Whether you’ve saved it up, inherited it, or received it as a gift from family, if you have some money saved up and you don’t know what to do with it, the best thing to do is to invest it. No, I’m not saying to buy land, gold, or foreign currencies. I’m not even saying you have to trade stocks. What I’m saying is that you should learn about how to invest your money so that it grows while you age.
Money Market Account
Even if you decide to invest in the stock market, you should have a money market account when you need to run for safety. If you’re unfamiliar, a money market account is a fancy savings (or checking, depending on the bank) account that has a higher interest rate. It’s not something to have around like a regular savings account unless you plan on having larger amounts of money saved in it, though.
Do some shopping around. You will find that plenty of banks offer this kind of account. However, if you have an account for investments with banks like TD Ameritrade, Charles Schwab, or e-Trade, then it might be beneficial to see what kind of rates they offer. Otherwise, there’s a lot of banks to go through and compare. See if your local credit unions offer one, too. The best rates with the least amount of fees is usually a good choice.
Learn About Stocks and Options
If you put in the time to learn about stocks, you will learn that it’s not all that people told you growing up. Obviously, you just need to know what you’re doing in order to make money. If you aimlessly throw money into Zynga, you’re going to lose it. However, if you make a calculated risk, understanding that a stock is going to go down, you can actually do something called shorting a stock and make money when the stock goes down.

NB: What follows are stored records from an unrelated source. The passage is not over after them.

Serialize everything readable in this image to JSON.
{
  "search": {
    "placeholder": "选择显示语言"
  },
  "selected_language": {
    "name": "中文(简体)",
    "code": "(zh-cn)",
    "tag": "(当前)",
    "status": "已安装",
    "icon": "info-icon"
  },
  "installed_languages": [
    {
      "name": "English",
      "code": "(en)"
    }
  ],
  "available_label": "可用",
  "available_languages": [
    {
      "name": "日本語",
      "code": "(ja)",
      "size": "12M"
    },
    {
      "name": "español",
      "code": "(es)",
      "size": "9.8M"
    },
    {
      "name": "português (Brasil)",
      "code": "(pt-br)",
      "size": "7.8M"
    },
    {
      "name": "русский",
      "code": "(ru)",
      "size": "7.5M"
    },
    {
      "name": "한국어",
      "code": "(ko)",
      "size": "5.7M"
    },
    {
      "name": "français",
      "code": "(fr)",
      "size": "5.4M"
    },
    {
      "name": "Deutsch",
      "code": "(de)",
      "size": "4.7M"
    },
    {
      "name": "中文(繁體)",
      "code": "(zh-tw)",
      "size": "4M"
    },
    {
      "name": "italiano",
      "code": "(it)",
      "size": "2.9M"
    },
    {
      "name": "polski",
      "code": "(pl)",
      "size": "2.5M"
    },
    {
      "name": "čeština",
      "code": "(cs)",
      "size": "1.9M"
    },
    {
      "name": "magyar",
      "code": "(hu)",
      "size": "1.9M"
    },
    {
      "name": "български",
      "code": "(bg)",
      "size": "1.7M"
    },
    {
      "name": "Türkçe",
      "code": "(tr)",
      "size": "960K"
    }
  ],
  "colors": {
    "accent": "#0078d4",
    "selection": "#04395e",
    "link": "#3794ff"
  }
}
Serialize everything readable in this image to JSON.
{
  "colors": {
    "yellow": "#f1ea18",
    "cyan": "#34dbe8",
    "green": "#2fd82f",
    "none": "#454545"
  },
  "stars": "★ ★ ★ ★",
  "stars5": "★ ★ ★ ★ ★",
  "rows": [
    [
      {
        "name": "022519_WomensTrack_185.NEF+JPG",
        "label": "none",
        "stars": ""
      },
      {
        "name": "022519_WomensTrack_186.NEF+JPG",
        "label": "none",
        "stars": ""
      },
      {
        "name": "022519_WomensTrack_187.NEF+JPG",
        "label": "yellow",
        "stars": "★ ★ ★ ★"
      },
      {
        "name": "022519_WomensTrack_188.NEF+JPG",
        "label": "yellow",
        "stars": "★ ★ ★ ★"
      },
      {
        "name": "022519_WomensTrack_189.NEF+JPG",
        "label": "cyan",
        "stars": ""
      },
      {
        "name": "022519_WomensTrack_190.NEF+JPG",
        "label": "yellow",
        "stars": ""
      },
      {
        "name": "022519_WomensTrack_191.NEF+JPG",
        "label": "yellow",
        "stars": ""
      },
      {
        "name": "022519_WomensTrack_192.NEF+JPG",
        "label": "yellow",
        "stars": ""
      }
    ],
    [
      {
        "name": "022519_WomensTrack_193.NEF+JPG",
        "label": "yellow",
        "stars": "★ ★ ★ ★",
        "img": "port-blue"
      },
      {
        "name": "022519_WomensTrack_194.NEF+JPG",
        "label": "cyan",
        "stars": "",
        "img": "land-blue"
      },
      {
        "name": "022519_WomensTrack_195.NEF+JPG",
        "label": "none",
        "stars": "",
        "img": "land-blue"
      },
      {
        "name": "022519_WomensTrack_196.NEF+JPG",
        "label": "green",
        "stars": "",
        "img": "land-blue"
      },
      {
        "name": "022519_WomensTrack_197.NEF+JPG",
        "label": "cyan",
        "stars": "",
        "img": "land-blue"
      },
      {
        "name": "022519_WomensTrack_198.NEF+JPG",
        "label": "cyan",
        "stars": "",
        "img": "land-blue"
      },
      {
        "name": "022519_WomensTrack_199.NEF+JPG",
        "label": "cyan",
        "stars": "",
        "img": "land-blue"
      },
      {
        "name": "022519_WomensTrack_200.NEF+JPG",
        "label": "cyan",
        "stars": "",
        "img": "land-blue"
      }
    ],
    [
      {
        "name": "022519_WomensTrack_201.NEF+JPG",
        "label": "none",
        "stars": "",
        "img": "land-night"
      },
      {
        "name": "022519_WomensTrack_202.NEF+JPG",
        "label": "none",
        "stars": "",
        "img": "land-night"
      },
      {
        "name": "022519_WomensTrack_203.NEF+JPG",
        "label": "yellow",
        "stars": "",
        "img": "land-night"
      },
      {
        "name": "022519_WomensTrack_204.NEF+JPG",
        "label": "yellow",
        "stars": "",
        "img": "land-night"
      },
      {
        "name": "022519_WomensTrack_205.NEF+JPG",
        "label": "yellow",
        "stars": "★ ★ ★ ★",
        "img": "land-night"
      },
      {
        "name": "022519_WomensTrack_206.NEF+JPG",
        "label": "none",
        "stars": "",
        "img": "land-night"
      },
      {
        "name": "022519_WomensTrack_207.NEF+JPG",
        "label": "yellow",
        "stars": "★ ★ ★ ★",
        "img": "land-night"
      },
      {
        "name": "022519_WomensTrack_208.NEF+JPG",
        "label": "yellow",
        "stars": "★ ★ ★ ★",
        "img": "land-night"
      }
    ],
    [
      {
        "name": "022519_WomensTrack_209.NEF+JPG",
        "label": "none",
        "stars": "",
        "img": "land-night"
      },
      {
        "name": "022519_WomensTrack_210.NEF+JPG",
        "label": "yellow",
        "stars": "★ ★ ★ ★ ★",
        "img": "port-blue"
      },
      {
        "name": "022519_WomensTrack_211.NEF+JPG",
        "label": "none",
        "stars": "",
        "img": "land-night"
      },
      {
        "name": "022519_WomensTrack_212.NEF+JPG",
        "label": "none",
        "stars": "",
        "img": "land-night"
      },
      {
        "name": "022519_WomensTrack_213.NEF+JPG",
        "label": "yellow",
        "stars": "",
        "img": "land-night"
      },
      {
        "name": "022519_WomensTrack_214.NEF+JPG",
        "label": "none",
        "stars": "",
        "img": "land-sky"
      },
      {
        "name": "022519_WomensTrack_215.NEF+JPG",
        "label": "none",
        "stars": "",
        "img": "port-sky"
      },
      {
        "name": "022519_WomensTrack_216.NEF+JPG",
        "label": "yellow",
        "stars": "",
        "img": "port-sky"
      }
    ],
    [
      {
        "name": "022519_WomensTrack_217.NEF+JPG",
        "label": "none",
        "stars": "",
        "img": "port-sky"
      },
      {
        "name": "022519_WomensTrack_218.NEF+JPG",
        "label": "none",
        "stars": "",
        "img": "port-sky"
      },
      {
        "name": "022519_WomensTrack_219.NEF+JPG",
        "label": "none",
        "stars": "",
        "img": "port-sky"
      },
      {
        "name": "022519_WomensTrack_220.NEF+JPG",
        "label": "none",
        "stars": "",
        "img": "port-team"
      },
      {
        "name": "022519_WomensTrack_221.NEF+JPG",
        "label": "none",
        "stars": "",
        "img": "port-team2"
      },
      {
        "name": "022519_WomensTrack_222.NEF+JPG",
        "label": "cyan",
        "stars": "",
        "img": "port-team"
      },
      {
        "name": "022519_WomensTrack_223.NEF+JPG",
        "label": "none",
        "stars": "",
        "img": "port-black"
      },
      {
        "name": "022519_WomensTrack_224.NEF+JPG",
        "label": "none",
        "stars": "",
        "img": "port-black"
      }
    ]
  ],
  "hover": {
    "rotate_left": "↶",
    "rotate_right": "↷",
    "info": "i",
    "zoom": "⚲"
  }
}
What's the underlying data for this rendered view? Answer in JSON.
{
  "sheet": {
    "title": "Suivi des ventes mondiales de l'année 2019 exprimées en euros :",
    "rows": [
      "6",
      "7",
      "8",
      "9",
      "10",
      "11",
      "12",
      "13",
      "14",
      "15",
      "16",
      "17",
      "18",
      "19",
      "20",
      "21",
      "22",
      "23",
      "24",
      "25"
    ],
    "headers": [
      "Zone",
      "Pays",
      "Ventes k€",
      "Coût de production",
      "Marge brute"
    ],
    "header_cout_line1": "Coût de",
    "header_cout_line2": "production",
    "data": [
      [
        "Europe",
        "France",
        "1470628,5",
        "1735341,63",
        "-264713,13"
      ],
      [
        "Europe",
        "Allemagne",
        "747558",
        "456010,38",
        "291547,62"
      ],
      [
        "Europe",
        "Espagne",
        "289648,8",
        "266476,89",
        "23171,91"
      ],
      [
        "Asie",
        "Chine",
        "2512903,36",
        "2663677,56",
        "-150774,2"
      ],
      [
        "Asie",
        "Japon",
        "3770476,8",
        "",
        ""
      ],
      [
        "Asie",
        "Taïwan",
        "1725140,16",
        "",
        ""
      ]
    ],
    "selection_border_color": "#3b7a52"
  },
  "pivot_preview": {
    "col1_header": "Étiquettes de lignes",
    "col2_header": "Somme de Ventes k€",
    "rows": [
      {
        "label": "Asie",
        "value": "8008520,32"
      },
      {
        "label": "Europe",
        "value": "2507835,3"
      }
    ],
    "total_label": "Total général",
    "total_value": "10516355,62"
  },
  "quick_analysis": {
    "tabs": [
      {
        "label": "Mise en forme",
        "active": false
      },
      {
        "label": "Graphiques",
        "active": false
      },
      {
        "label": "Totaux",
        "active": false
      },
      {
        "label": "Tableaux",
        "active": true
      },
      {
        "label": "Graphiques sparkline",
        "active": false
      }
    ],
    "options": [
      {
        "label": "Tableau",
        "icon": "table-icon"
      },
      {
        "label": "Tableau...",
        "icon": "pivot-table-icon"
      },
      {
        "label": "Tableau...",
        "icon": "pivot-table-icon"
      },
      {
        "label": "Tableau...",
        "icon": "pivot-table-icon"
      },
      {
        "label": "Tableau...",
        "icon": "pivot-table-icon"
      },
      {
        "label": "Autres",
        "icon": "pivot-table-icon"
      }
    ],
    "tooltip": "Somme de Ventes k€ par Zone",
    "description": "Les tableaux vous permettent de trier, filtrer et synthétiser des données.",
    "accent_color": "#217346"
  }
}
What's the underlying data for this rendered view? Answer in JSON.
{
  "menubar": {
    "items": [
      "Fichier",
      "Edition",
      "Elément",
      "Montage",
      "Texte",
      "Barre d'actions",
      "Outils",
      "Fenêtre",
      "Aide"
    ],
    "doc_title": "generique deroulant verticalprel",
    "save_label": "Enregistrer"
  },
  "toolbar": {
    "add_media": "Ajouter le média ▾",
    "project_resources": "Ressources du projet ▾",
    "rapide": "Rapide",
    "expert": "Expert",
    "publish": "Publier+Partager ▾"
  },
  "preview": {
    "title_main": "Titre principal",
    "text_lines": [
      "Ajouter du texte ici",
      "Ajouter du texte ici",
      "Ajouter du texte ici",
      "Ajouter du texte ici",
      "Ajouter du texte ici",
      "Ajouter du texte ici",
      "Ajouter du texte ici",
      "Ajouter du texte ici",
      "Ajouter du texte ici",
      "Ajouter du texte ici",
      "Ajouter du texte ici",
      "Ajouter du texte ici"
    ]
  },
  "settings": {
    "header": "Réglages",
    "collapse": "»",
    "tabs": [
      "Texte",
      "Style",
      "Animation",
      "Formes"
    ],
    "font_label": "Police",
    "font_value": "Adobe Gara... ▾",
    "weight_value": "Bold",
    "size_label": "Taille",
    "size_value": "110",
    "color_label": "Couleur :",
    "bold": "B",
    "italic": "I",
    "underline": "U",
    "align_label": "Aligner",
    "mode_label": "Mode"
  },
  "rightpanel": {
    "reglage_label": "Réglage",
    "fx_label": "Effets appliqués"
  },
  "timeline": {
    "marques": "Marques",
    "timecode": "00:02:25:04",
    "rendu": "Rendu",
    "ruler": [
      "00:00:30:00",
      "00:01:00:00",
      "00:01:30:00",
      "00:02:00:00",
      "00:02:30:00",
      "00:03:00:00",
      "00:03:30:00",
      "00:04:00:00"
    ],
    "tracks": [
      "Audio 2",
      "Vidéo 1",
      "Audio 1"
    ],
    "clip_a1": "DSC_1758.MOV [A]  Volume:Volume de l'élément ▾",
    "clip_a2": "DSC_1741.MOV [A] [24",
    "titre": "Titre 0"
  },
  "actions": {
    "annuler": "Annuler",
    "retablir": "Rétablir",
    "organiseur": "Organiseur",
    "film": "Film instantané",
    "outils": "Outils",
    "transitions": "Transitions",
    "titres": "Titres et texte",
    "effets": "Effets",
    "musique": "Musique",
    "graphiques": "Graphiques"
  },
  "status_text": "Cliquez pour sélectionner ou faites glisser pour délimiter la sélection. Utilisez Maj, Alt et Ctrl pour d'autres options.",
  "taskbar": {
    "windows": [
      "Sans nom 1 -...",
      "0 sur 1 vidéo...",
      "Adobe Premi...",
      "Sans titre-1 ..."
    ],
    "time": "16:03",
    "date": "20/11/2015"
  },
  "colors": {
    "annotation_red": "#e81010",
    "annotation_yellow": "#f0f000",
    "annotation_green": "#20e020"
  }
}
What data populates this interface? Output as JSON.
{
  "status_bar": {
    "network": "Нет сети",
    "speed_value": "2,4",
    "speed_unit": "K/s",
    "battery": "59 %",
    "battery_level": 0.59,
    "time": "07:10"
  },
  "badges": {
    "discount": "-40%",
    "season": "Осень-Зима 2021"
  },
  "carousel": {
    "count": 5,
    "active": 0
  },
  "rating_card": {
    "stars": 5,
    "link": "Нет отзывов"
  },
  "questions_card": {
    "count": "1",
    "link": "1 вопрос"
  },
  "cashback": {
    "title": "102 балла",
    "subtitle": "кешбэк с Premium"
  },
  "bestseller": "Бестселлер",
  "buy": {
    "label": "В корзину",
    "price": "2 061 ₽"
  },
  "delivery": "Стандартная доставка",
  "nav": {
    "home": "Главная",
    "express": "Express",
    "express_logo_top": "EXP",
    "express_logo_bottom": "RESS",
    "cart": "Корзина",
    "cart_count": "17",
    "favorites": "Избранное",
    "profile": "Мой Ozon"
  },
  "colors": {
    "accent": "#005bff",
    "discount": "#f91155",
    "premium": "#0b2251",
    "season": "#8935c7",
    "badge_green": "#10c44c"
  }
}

Options are another way of how this can be done. What’s the point of me telling you this? Well, it’s common knowledge that there are certain anomalies in the stock market when many stocks tumble and shoot back up (e.g. the January effect, the holiday effect, etc.). The pros on Wall Street know this and make a good amount of money with it. They also know that they have to constantly monitor their investments and adjust their trades accordingly. It takes a lot of research, time, and data manipulation. But if you do it, this is hands down the best way to invest and grow your money.
Certificate of Deposit (CD)
Many people will turn to CDs because of the appeal of low risk. If you don’t mind making next to nothing over the course of five years, this is definitely for you. The big problem with it: Large minimums and extremely small returns. If you want a decent interest rate, be prepared to deposit $5,000. Sometimes, it’s less than that. But then again, so is the interest rate.
If you look around, you will find things like a 1.35 percent interest rate for one year and a minimum deposit of $5,000. This would only get you a return of $68 when you get your money back. If you deposit $50,000 into that same account, your return is $675. So as you can see, unless you deposit half a million dollars to get a $6,750 return, this isn’t really worth it. Even if it’s a 5-year CD, $5,000 will only get you a return of $347. Then again, $500,000 gets you a return of $34,674 after five years. Something tells me that if you had that just laying around, you wouldn’t be reading my blog about investing your money wisely.
Individual Retirement Accounts (IRAs)
I’m going to say this right now: Saving for retirement is a great idea. Especially if you’ve got an extra $5,000 per year that you’re not going to need. If you’re 26 years old, like me, it would be wise to get a Roth IRA. Why? Because this one allows you to pay the taxes now. Traditional IRAs make you pay the taxes on the money in there when you withdraw it. That might be a bad idea since tax rates might increase by the time we’re old enough to take it out.
One thing that people don’t seem to understand about an IRA is that it’s a shell account and can be used in investments. You ever hear about people losing their retirement in the stock market? Much of the time, when people invest their retirement, it’s literally money from their IRA that’s being invested. If people put their IRA into a stock that booms, they can have a lot of money tucked away for when they’re older. This is what a lot of experienced investors do.
Can’t afford an ETF or stock? There are actually investment apps that allow you to purchase a sliver of one for, literally, pennies on the dollar. Acorns and Stash are two apps that I’ve heard of. Yahoo! Finance has an article about them. This is a very slow way of accumulating money through investments. But if there’s no way in heck that you’re going to be able to do anything else, this is a great way to go.
Don’t Have Money Saved Up?
It’s never too late to start! My wife and I used cash for most of our transactions and put the change in a jar for about six months and realized that we had around $150 in change sitting around. This isn’t typical store spending, of course. But you get the idea. If you’re in college or high school and have minimal expenses, work a lot and save it up. Donate plasma. Get a job at a temp agency. The possibilities are endless! The key to investing your chunk of money, big or small, is to get it in the first place.